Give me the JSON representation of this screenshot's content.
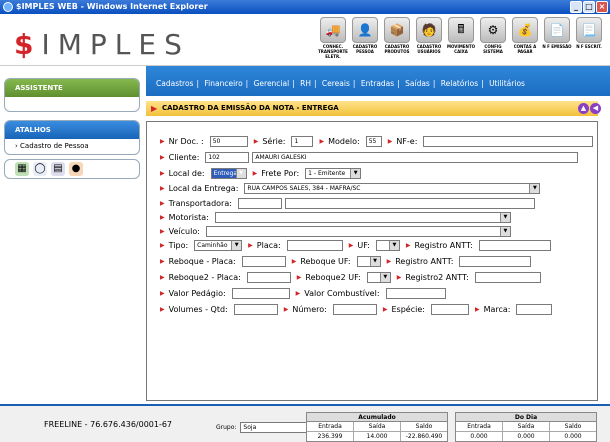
{
  "window": {
    "title": "$IMPLES WEB - Windows Internet Explorer"
  },
  "logo": {
    "dollar": "$",
    "text": "IMPLES"
  },
  "toolbar": [
    {
      "label": "CONHEC. TRANSPORTE ELETR.",
      "icon": "truck-icon"
    },
    {
      "label": "CADASTRO PESSOA",
      "icon": "person-icon"
    },
    {
      "label": "CADASTRO PRODUTOS",
      "icon": "box-icon"
    },
    {
      "label": "CADASTRO USUÁRIOS",
      "icon": "user-icon"
    },
    {
      "label": "MOVIMENTO CAIXA",
      "icon": "cash-register-icon"
    },
    {
      "label": "CONFIG SISTEMA",
      "icon": "config-icon"
    },
    {
      "label": "CONTAS A PAGAR",
      "icon": "money-bag-icon"
    },
    {
      "label": "N F EMISSÃO",
      "icon": "invoice-icon"
    },
    {
      "label": "N F ESCRIT.",
      "icon": "invoice-return-icon"
    }
  ],
  "sidebar": {
    "assistente": "ASSISTENTE",
    "atalhos": "ATALHOS",
    "atalhos_items": [
      "Cadastro de Pessoa"
    ]
  },
  "menu": [
    "Cadastros",
    "Financeiro",
    "Gerencial",
    "RH",
    "Cereais",
    "Entradas",
    "Saídas",
    "Relatórios",
    "Utilitários"
  ],
  "form": {
    "title": "CADASTRO DA EMISSÃO DA NOTA - ENTREGA",
    "nr_doc_label": "Nr Doc. :",
    "nr_doc": "50",
    "serie_label": "Série:",
    "serie": "1",
    "modelo_label": "Modelo:",
    "modelo": "55",
    "nfe_label": "NF-e:",
    "nfe": "",
    "cliente_label": "Cliente:",
    "cliente_code": "102",
    "cliente_name": "AMAURI GALESKI",
    "local_de_label": "Local de:",
    "local_de": "Entrega",
    "frete_label": "Frete Por:",
    "frete": "1 - Emitente",
    "local_entrega_label": "Local da Entrega:",
    "local_entrega": "RUA CAMPOS SALES, 384 - MAFRA/SC",
    "transportadora_label": "Transportadora:",
    "motorista_label": "Motorista:",
    "veiculo_label": "Veículo:",
    "tipo_label": "Tipo:",
    "tipo": "Caminhão",
    "placa_label": "Placa:",
    "uf_label": "UF:",
    "registro_antt_label": "Registro ANTT:",
    "reboque_placa_label": "Reboque - Placa:",
    "reboque_uf_label": "Reboque UF:",
    "reboque_antt_label": "Registro ANTT:",
    "reboque2_placa_label": "Reboque2 - Placa:",
    "reboque2_uf_label": "Reboque2 UF:",
    "reboque2_antt_label": "Registro2 ANTT:",
    "valor_pedagio_label": "Valor Pedágio:",
    "valor_combustivel_label": "Valor Combustível:",
    "volumes_qtd_label": "Volumes - Qtd:",
    "numero_label": "Número:",
    "especie_label": "Espécie:",
    "marca_label": "Marca:"
  },
  "footer": {
    "freeline": "FREELINE - 76.676.436/0001-67",
    "grupo_label": "Grupo:",
    "grupo": "Soja",
    "acumulado": {
      "title": "Acumulado",
      "headers": [
        "Entrada",
        "Saída",
        "Saldo"
      ],
      "values": [
        "236.399",
        "14.000",
        "-22.860.490"
      ]
    },
    "do_dia": {
      "title": "Do Dia",
      "headers": [
        "Entrada",
        "Saída",
        "Saldo"
      ],
      "values": [
        "0.000",
        "0.000",
        "0.000"
      ]
    }
  }
}
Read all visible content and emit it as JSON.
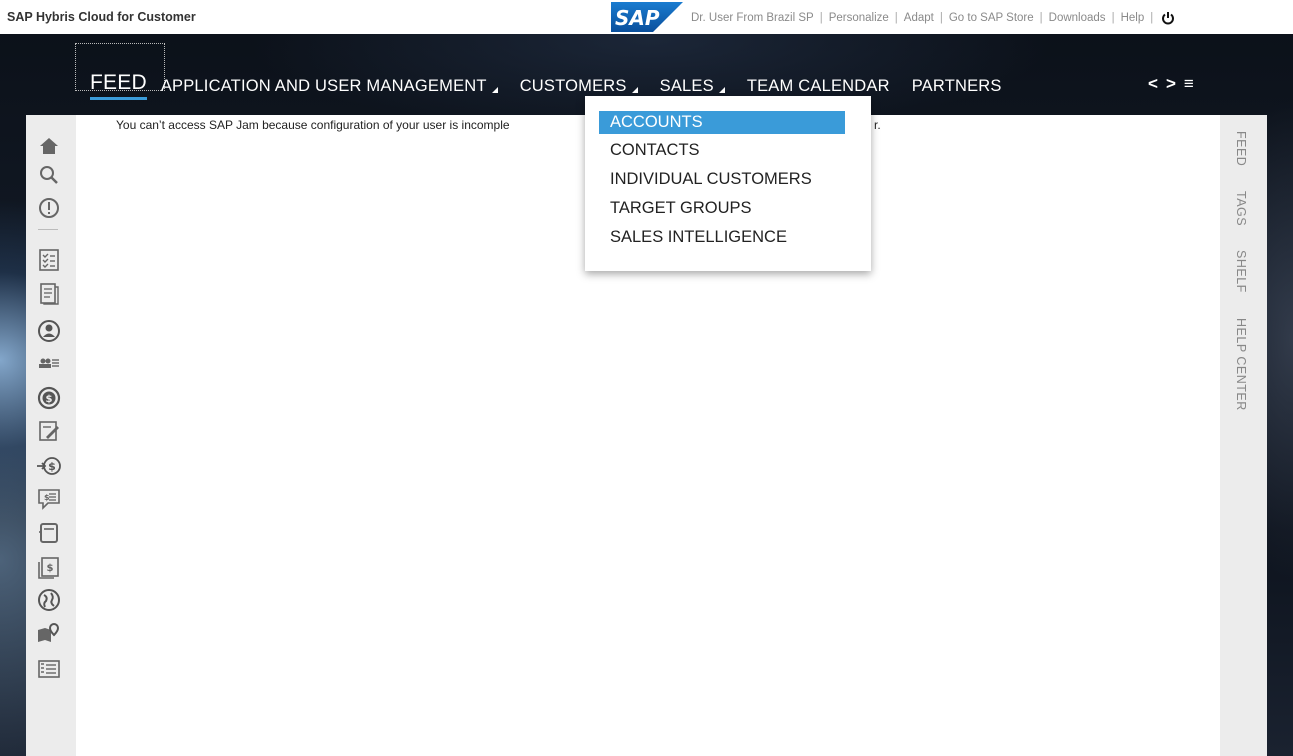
{
  "header": {
    "app_title": "SAP Hybris Cloud for Customer",
    "logo_text": "SAP",
    "links": [
      "Dr. User From Brazil SP",
      "Personalize",
      "Adapt",
      "Go to SAP Store",
      "Downloads",
      "Help"
    ],
    "separator": "|"
  },
  "nav": {
    "items": [
      {
        "label": "FEED",
        "active": true,
        "has_menu": false
      },
      {
        "label": "APPLICATION AND USER MANAGEMENT",
        "active": false,
        "has_menu": true
      },
      {
        "label": "CUSTOMERS",
        "active": false,
        "has_menu": true
      },
      {
        "label": "SALES",
        "active": false,
        "has_menu": true
      },
      {
        "label": "TEAM CALENDAR",
        "active": false,
        "has_menu": false
      },
      {
        "label": "PARTNERS",
        "active": false,
        "has_menu": false
      }
    ],
    "prev_glyph": "<",
    "next_glyph": ">",
    "overflow_glyph": "≡",
    "accent_color": "#3a9bd9"
  },
  "dropdown": {
    "items": [
      "ACCOUNTS",
      "CONTACTS",
      "INDIVIDUAL CUSTOMERS",
      "TARGET GROUPS",
      "SALES INTELLIGENCE"
    ],
    "selected": "ACCOUNTS"
  },
  "main": {
    "message_start": "You can’t access SAP Jam because configuration of your user is incomple",
    "message_end": "r."
  },
  "left_icons": [
    "home-icon",
    "search-icon",
    "alert-icon",
    "checklist-icon",
    "document-icon",
    "person-icon",
    "team-list-icon",
    "dollar-icon",
    "edit-report-icon",
    "transfer-dollar-icon",
    "quote-icon",
    "book-icon",
    "invoice-icon",
    "globe-icon",
    "map-pin-icon",
    "list-icon"
  ],
  "right_tabs": [
    "FEED",
    "TAGS",
    "SHELF",
    "HELP CENTER"
  ]
}
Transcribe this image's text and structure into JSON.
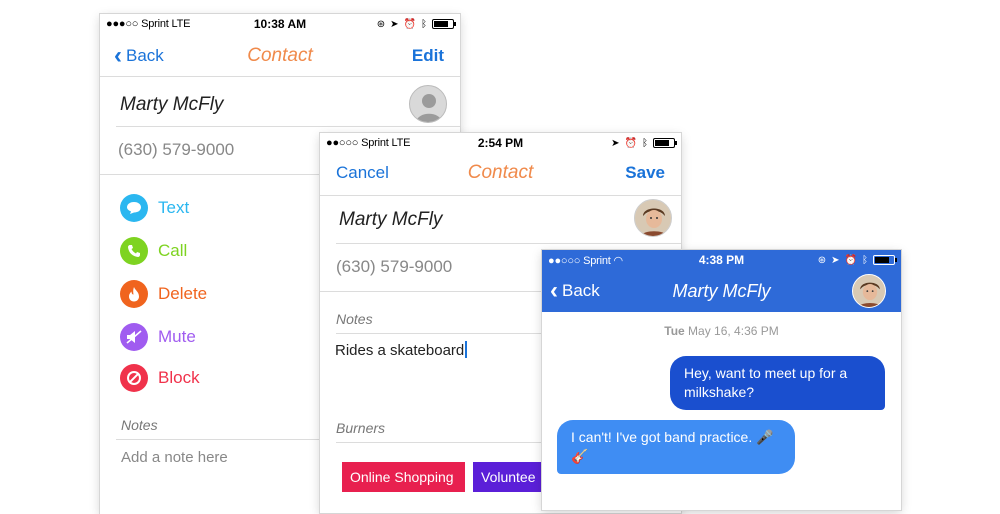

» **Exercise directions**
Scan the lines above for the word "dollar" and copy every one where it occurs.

» **Result of the task**
    "dollar": "$",
    "dollar-icon",
    "transfer-dollar-icon",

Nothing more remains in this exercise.